My first venture outside Muscat is Nizwa, a historic town of over 110,000 people that was the capital in the 6th and 7th centuries. This oasis with a mountain background is prosperous and a must-stop on the typical road trip itinerary.
Tourists flock to the souq on Friday mornings to see the animal market in action. Goat and cattle are exchanged here by auction, while neighbouring modern buildings offer all sorts of different wares and delicious souvenirs.
Dates are plentiful in this country, and there are many kinds. Even my hotel had offered them as a snack to go along with a strong local coffee. The two must be enjoyed together.
The fancier packages that even supermarkets sell include additional ingredients to the date, such as a pistachio or other nuts.

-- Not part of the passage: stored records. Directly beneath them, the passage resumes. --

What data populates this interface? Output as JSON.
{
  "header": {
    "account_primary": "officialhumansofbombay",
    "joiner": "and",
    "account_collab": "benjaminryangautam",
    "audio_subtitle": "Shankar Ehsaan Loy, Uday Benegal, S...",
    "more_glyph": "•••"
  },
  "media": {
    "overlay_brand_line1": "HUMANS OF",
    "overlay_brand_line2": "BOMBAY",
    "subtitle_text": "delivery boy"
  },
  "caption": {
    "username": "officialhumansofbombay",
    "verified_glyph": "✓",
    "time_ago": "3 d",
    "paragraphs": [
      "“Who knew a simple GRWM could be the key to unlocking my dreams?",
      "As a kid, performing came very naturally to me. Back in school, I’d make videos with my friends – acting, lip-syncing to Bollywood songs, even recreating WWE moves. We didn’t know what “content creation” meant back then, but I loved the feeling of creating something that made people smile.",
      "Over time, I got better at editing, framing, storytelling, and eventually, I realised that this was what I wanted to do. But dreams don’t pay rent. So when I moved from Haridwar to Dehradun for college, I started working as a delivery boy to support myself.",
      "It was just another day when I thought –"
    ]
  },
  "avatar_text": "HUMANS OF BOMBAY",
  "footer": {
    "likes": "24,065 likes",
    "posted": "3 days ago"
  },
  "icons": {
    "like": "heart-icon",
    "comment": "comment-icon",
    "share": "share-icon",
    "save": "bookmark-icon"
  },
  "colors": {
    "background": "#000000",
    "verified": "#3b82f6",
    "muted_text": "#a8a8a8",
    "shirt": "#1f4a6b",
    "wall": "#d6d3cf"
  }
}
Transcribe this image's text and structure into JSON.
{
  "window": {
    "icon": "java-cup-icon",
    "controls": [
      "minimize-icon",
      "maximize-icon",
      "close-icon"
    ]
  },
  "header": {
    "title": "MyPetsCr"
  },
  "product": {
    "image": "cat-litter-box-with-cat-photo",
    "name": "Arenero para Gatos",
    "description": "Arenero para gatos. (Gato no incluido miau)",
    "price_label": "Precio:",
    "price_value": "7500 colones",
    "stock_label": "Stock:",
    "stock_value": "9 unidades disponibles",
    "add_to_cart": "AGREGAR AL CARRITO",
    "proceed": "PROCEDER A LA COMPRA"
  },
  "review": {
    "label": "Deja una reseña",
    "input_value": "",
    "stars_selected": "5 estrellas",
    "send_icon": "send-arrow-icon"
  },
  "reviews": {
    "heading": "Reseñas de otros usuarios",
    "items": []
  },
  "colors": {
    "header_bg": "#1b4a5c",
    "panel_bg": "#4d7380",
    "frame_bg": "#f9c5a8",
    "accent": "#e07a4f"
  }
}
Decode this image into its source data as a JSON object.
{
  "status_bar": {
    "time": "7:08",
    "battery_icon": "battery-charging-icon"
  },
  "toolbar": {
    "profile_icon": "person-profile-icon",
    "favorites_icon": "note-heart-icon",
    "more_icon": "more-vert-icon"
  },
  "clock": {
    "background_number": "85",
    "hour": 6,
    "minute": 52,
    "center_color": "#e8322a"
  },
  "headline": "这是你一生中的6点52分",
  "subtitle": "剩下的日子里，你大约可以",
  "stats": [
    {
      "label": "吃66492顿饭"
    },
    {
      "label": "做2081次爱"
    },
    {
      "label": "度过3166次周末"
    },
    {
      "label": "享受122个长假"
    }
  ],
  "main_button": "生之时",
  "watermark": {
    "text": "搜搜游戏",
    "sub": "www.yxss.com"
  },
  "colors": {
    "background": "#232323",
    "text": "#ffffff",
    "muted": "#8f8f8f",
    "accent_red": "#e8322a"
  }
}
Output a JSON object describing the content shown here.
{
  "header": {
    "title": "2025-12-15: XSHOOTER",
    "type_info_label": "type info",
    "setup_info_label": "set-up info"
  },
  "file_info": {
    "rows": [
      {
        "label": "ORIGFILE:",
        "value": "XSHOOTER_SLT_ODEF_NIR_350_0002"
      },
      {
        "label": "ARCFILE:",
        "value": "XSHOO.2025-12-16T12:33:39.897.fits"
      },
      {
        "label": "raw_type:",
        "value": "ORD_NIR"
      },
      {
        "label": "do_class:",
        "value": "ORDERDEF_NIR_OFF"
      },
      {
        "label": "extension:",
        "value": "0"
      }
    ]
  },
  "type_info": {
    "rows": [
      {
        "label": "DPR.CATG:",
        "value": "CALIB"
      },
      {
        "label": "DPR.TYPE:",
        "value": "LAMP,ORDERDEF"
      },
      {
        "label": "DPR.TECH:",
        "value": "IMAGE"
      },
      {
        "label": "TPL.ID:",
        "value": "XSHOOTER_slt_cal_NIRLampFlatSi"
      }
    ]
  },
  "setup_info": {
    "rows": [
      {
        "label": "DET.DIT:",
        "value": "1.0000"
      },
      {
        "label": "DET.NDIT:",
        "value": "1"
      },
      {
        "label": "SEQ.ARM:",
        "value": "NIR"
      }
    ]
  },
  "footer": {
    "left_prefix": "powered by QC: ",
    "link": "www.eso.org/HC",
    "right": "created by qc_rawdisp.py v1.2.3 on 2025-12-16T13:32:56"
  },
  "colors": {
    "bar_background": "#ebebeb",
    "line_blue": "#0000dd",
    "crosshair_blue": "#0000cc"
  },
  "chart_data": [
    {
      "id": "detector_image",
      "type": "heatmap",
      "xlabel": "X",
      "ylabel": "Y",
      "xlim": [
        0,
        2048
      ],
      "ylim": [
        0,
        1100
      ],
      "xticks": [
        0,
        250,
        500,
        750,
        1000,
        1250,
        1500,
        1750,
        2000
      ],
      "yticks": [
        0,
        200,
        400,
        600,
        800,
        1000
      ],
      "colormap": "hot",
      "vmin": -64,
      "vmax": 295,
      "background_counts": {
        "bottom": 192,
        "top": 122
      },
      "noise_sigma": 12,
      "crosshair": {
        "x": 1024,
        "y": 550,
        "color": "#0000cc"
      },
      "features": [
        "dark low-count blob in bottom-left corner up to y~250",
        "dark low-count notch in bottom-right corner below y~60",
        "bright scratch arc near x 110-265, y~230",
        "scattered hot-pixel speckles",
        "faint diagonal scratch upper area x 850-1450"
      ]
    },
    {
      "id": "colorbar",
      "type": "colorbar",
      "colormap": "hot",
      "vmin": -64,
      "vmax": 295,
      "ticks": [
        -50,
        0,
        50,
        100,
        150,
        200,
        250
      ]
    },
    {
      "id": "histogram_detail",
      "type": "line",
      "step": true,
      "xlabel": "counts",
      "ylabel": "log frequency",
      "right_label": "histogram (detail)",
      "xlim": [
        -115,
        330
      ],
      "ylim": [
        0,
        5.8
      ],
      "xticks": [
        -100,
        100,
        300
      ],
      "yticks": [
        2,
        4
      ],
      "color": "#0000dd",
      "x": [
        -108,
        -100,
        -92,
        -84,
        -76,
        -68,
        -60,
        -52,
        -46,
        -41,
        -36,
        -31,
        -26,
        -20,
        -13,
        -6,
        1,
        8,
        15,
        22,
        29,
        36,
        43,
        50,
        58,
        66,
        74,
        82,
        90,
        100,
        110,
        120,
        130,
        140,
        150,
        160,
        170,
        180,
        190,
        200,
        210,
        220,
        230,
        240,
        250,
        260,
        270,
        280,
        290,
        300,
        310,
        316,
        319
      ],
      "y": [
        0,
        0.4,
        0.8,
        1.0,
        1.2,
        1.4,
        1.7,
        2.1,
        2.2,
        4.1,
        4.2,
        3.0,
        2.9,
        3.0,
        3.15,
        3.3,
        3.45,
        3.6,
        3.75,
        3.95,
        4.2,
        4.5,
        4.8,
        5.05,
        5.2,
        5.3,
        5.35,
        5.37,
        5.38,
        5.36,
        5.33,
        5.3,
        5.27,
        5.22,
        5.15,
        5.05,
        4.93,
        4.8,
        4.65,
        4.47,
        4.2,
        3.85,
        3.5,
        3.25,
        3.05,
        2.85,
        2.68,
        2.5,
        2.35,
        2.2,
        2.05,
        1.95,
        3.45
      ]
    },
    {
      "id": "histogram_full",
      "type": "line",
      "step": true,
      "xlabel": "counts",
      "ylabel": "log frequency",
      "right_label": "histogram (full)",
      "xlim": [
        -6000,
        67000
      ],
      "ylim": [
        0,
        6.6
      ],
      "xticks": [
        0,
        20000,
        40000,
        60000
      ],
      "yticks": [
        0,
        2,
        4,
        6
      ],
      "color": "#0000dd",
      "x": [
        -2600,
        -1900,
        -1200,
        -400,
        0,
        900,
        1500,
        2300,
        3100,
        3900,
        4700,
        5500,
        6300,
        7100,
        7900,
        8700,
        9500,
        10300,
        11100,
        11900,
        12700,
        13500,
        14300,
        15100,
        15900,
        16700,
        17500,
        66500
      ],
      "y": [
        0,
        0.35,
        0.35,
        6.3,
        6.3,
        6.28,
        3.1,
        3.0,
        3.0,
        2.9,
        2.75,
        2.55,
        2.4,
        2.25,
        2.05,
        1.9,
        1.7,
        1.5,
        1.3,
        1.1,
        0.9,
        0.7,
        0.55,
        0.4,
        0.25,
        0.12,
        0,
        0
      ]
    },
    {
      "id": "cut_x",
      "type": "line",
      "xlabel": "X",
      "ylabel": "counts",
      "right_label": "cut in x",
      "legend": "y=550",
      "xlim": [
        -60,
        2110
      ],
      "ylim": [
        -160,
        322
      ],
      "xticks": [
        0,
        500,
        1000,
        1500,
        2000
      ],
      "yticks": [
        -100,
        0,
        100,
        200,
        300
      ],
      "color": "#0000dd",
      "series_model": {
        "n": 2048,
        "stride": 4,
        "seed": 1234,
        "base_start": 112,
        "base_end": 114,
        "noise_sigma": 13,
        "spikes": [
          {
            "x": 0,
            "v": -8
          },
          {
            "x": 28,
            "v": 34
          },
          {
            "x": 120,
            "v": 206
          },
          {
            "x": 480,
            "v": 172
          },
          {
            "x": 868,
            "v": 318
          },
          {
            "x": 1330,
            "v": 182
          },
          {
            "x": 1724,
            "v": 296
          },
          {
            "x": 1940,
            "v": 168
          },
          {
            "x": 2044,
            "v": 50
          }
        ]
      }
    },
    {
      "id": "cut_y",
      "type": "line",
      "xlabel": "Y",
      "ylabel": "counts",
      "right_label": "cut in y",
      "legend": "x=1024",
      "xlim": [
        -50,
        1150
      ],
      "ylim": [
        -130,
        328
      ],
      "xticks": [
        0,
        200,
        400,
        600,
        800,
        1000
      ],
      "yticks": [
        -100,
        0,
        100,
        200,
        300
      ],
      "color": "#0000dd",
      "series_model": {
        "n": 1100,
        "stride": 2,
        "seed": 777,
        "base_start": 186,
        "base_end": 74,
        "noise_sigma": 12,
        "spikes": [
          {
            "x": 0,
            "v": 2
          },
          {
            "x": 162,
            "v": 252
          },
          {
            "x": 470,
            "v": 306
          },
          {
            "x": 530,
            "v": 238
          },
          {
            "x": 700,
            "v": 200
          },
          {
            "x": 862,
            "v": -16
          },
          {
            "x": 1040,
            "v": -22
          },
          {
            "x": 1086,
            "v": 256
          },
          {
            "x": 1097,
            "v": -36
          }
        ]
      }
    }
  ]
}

Halwa is Oman's dessert, and plenty of shops offer a taste test of this very sweet dish. The saffron one was especially unique, and the merchants are very friendly to give you an explanation and not a bitry of their products. It doesn't need to be refridgerated, making transport fairly easy even on long-haul flights.
The produce sections were relatively less interesting after my halwa shopping spree.
A short drive away to the north, Falaj Daris Park is a good picnic and swimming spot to observe these groundwater channels that are used for irrigation.
I chose to live a bit better in this town, and the nicest hotel is in the outskirts. With a car, it's an easy drive.
Nizwa itself doesn't have that many attractions in town, but it is a good base to explore the region. The 2 forts west of town, Jebel Shams, and Jebel Akhdar are all within driving distance, so plan at least 2 nights here, or alternatively with a fatter budget, spend a night up in the mountains.